“I’d like to have higher download speeds and all that but I think it should come from private enterprise,” said Scott Zerby, a software programmer and Shorewood city councilor. “I think they’ll continue to expand their systems and I’m sure they’ll continue to upgrade to fiber as it’s economically viable.”
Tonkaconnect would be governed by a separate entity outside LMCC and its 17 member cities. Supporters say the estimated $81 million cost of the fiber to the premise (FTTP) system would be financed by issuing revenue bonds to be paid back from revenue received from subscribers to the new system. Skeptics say a likelier outcome is that Lake Minnetonka area taxpayers will ultimately foot the bill or guarantee the bonds, an outcome based upon previous experience with municipal broadband service.
A key question involves a nearly century old state law that requires local governments to receive 65 percent of votes cast in a referendum in order to own and operate a telephone exchange. LMCC officials acknowledged putting the issue to voters in a referendum could be risky.
“Other government entities, municipalities and counties, are looking at this 1915 legislation,” Woodruff said. “It’s one of the things that has to be dealt with along the way.”
Yet another vote that’s already scheduled may determine Tonkaconnect’s fate even sooner. On August 16th LMCC representatives from each of the 17 member cities will vote on whether to proceed with the business plan and financial model that would lay the groundwork for financing the project.
“It really does hinge on this vote,” said Sally Koenecke, LMCC executive director. “There’s no way we can get the information we need other than to do this. Unless this is funded, I don’t think the project will move forward.”

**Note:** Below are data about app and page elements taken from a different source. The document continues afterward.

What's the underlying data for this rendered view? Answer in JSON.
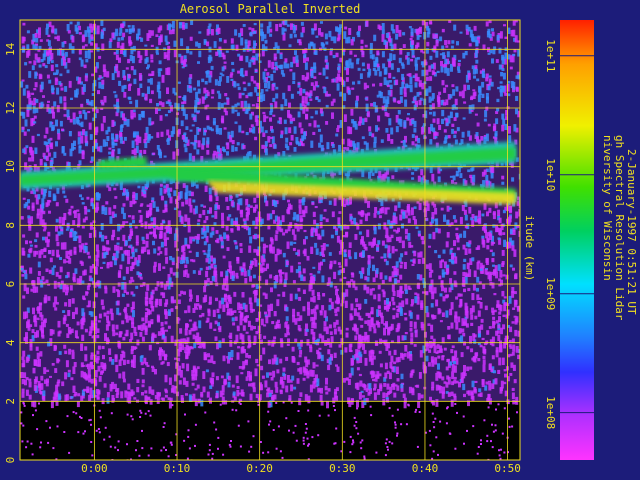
{
  "chart_data": {
    "type": "heatmap",
    "title": "Aerosol Parallel Inverted",
    "ylabel": "itude (km)",
    "ylim": [
      0,
      15
    ],
    "yticks": [
      "0",
      "2",
      "4",
      "6",
      "8",
      "10",
      "12",
      "14"
    ],
    "xticks": [
      "0:00",
      "0:10",
      "0:20",
      "0:30",
      "0:40",
      "0:50"
    ],
    "grid": true,
    "colorbar": {
      "scale": "log",
      "range": [
        "4e7",
        "2e11"
      ],
      "ticks": [
        "1e+08",
        "1e+09",
        "1e+10",
        "1e+11"
      ]
    },
    "info_lines": [
      "niversity of Wisconsin",
      "gh Spectral Resolution Lidar",
      "2-January-1997 0:51:21 UT"
    ],
    "features": [
      {
        "label": "",
        "altitude_km": [
          9.1,
          10.6
        ],
        "time_range": [
          "-0:07",
          "0:51"
        ]
      }
    ]
  },
  "colors": {
    "background": "#1c1c7a",
    "axis": "#f0e020",
    "noise_primary": "#cc33ff",
    "noise_secondary": "#3a8cff",
    "layer_core": "#f0e020",
    "layer_edge": "#22cc44"
  }
}
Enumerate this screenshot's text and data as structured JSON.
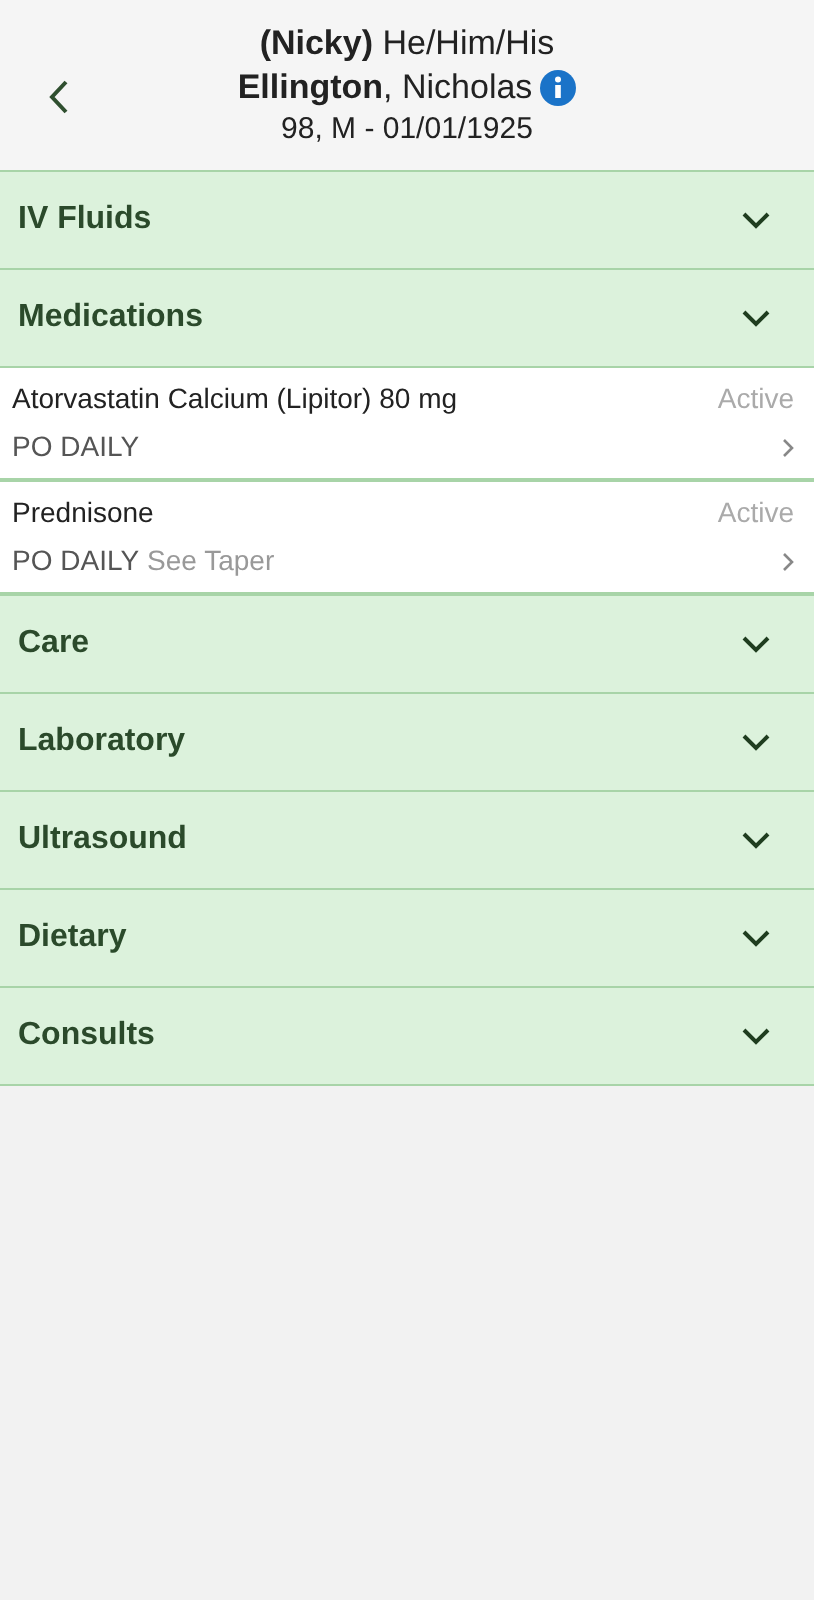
{
  "header": {
    "preferred": "**(Nicky)** He/Him/His",
    "name": "**Ellington**, Nicholas",
    "details": "98, M - 01/01/1925"
  },
  "sections": [
    {
      "title": "IV Fluids"
    },
    {
      "title": "Medications",
      "items": [
        {
          "name": "Atorvastatin Calcium (Lipitor) 80 mg",
          "status": "Active",
          "route": "PO DAILY"
        },
        {
          "name": "Prednisone",
          "status": "Active",
          "route": "PO DAILY",
          "note": "See Taper"
        }
      ]
    },
    {
      "title": "Care"
    },
    {
      "title": "Laboratory"
    },
    {
      "title": "Ultrasound"
    },
    {
      "title": "Dietary"
    },
    {
      "title": "Consults"
    }
  ]
}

Will Shorewood’s decision to pull back from Tonkaconnect result in a domino effect and lead other cities in the LMCC consortium to follow suit? Stay tuned.